        assert!(ptr.check());  // dereference the pointer and check memory contents
    }
}

Now we’ll try to get the test to pass.

The first thing to do is check that there’s enough buffer space left:

impl Arena {
    pub fn allocate<T>(&mut self, object: T) -> Ptr<T> {
        let next_bump = self.bump + (mem::size_of::<T>() as isize);
        if next_bump > self.size {
            panic!("out of memory!");
        }

        // return a NULL pointer
        Ptr { ptr: ptr::null_mut() }
    }
}

The test continues to segfault. We need to copy object into the Arena and return a Ptr with a valid pointer.

impl Arena {
    pub fn allocate<T>(&mut self, object: T) -> Ptr<T> {
        let next_bump = self.bump + (mem::size_of::<T>() as isize);
        if next_bump > self.size {
            panic!("out of memory!");
        }
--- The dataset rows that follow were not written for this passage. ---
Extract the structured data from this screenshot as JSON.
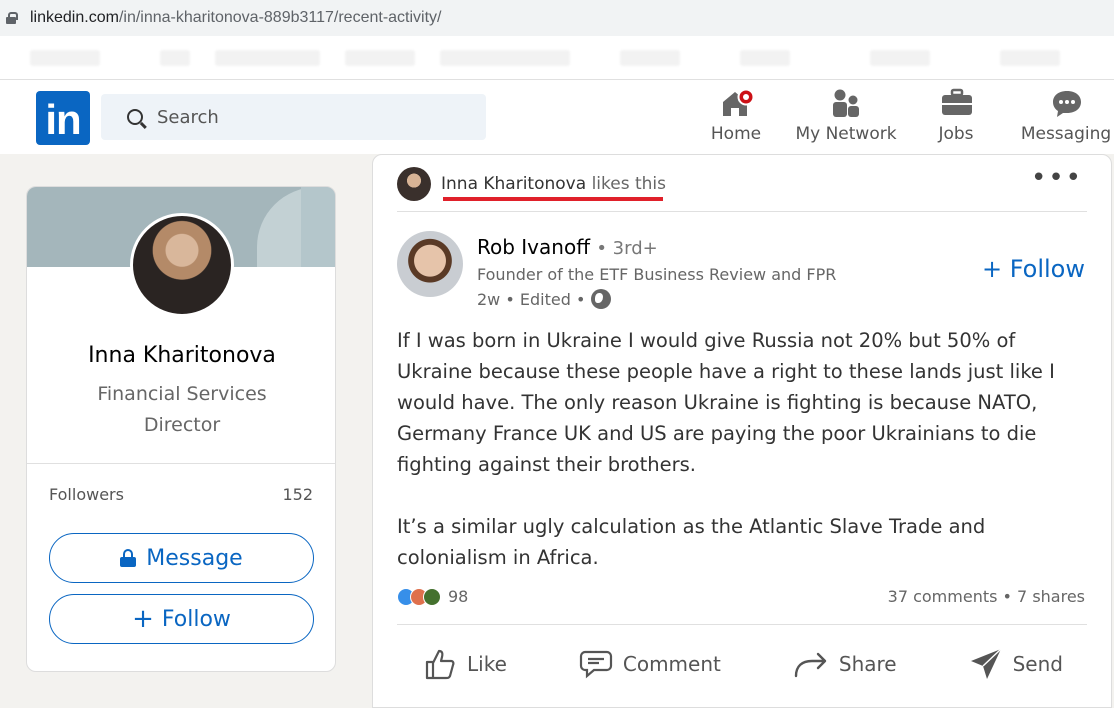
{
  "browser": {
    "url_host": "linkedin.com",
    "url_path": "/in/inna-kharitonova-889b3117/recent-activity/"
  },
  "nav": {
    "logo": "in",
    "search_placeholder": "Search",
    "items": [
      {
        "label": "Home",
        "icon": "home-icon"
      },
      {
        "label": "My Network",
        "icon": "network-icon"
      },
      {
        "label": "Jobs",
        "icon": "briefcase-icon"
      },
      {
        "label": "Messaging",
        "icon": "messaging-icon"
      }
    ],
    "accent": "#0a66c2"
  },
  "profile": {
    "name": "Inna Kharitonova",
    "title": "Financial Services Director",
    "followers_label": "Followers",
    "followers_count": "152",
    "message_label": "Message",
    "follow_label": "Follow"
  },
  "post": {
    "liked_by": "Inna Kharitonova",
    "liked_suffix": "likes this",
    "more": "•••",
    "author": {
      "name": "Rob Ivanoff",
      "degree": "• 3rd+",
      "headline": "Founder of the ETF Business Review and FPR",
      "meta": "2w • Edited •"
    },
    "follow_label": "+ Follow",
    "body": "If I was born in Ukraine I would give Russia not 20% but 50% of Ukraine because these people have a right to these lands just like I would have. The only reason Ukraine is fighting is because NATO, Germany France UK and US are paying the poor Ukrainians to die fighting against their brothers.\n\nIt’s a similar ugly calculation as the Atlantic Slave Trade and colonialism in Africa.",
    "reaction_count": "98",
    "stats": "37 comments • 7 shares",
    "actions": [
      {
        "label": "Like",
        "icon": "like-icon"
      },
      {
        "label": "Comment",
        "icon": "comment-icon"
      },
      {
        "label": "Share",
        "icon": "share-icon"
      },
      {
        "label": "Send",
        "icon": "send-icon"
      }
    ],
    "highlight_color": "#e0202a"
  }
}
        let p = unsafe {
            let p = self.buffer.offset(self.bump) as *mut T;
            ptr::write(p, object);
            p
        };

        self.bump = next_bump;

        Ptr { ptr: p }
    }
}

What did we do there? We used std::ptr::offset() to create a new pointer from the Arena buffer pointer plus the value in bump. Then we used std::ptr::write() to copy object to the buffer starting at that new pointer address.

Finally we increment bump and return the wrapped pointer in a Ptr<T> abstraction.

Now the test passes!

I’ll add another test to make sure our out-of-memory panic works:

#[cfg(test)]
{
    #[test]
    #[should_panic]
    fn test_out_of_memory() {
        let mut mem = Arena::new(1024);
        loop {
            let _ptr = mem.allocate(Thing::new());
        }
    }
}

and yes! It does! After implementing Drop for Arena so that buffer gets deallocated properly, we have a basic allocator.

We will not implement dropping the objects inside the allocator as that amounts to implementing finalizers and I’m not going there. Whatever goes into Arena will have to be OK with not having it’s own drop() method being called.

In the making of this stage I consulted:

Up next…

Next time we might get to do some parsing (^‿^)